- An email address listed inside this email has been used in a known fraud before.
- This email uses a separate reply address that is different from the sender address. Spammers use this to get replies even when the original spam sending accounts have been shut down. Also, sometimes the sender addresses are legitimate looking but fake and only the reply address is actually an email account controlled by the scammers.
- The following phrases in this message should put you on alert:
- "dear friend" (a common phrase found in 419 scams)
- "hundred thousand us dollars" (they want you to be blinded by the prospect of quick money, but the only money that ever changes hands in 419 scams is from you to the criminals)
- "00,000.00" (they want you to be blinded by the prospect of quick money, but the only money that ever changes hands in 419 scams is from you to the criminals)
- "dormant account" (Banks mentioned in 419 scams are always fake (real banks don't communicate using mobile phones or free webmail addresses))
- This email message is a 419 scam. Please see our 419 FAQ for more details on such scams.
- This email lists free webmail addresses. Use of such addresses is typical for scams. Lotteries, banks and any but the smallest of companies do not normally use such addresses. Criminals use them to anonymously send and receive email at Internet cafes.
- firstname.lastname@example.org (email address has been used in a known fraud before)
Fraud email example:
From: "Mr. Payton Rupali" <email@example.com>
Date: Fri, 21 May 2021 23:24:31 -1200
Subject: DEAR FRIEND
My name is Mr. Payton Rupali. I am working with one of the prime banks
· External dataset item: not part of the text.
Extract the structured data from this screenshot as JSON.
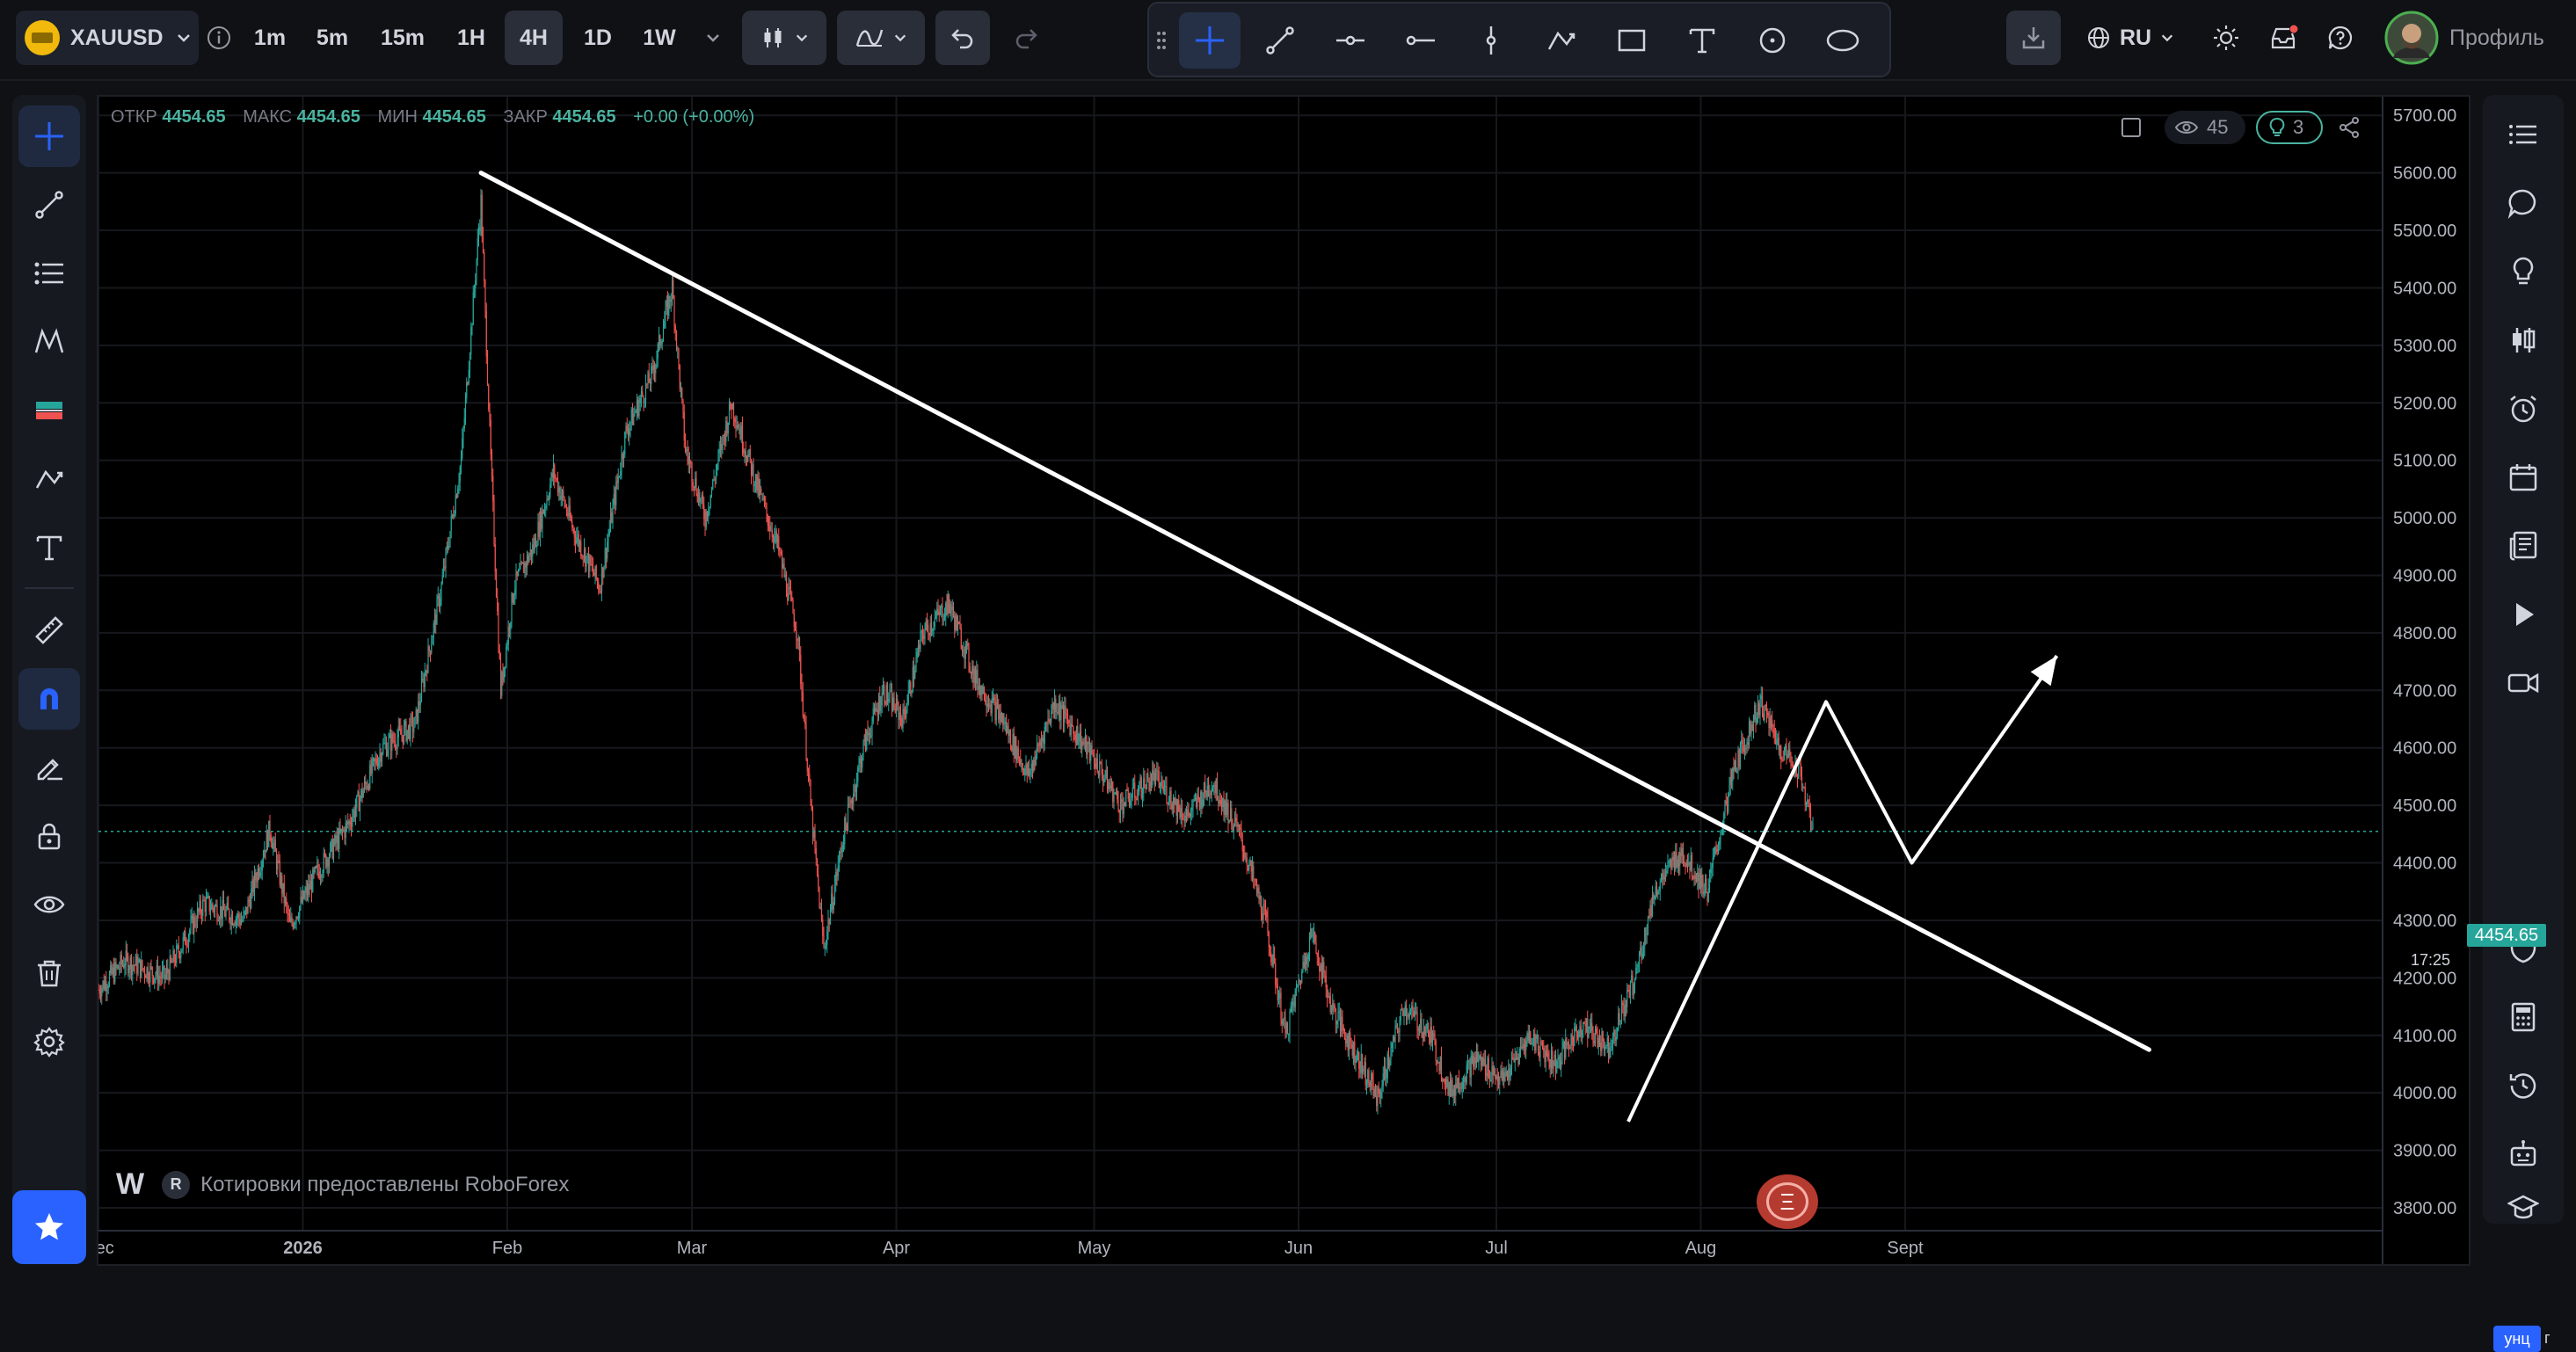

in Burkina Faso. Here in this bank existed a dormant account for many
years, which belonged to one of our late foreign customers. The amount
in this account stands at $13,300,000.00 (Thirteen Million Three Hundred
Thousand US Dollars).
I want a foreign account where the bank will transfer this fund. I know
you would be surprised to read this message, especially from someone
relatively unknown to you. But, do not worry yourself so much. This is a
genuine, risk free and legal business transaction. All details shall be
sent to you once I hear from you.
I was very fortunate to come across the deceased customer's security
file during documentation of old and abandoned customerâs files for an
official redocumentation and audit of the year 2021.
If you are really sure of your sincerity, trustworthiness,
accountability and confidentiality over this transaction, reply back to
me urgently through my private email: firstname.lastname@example.org
Mr. Payton Rupali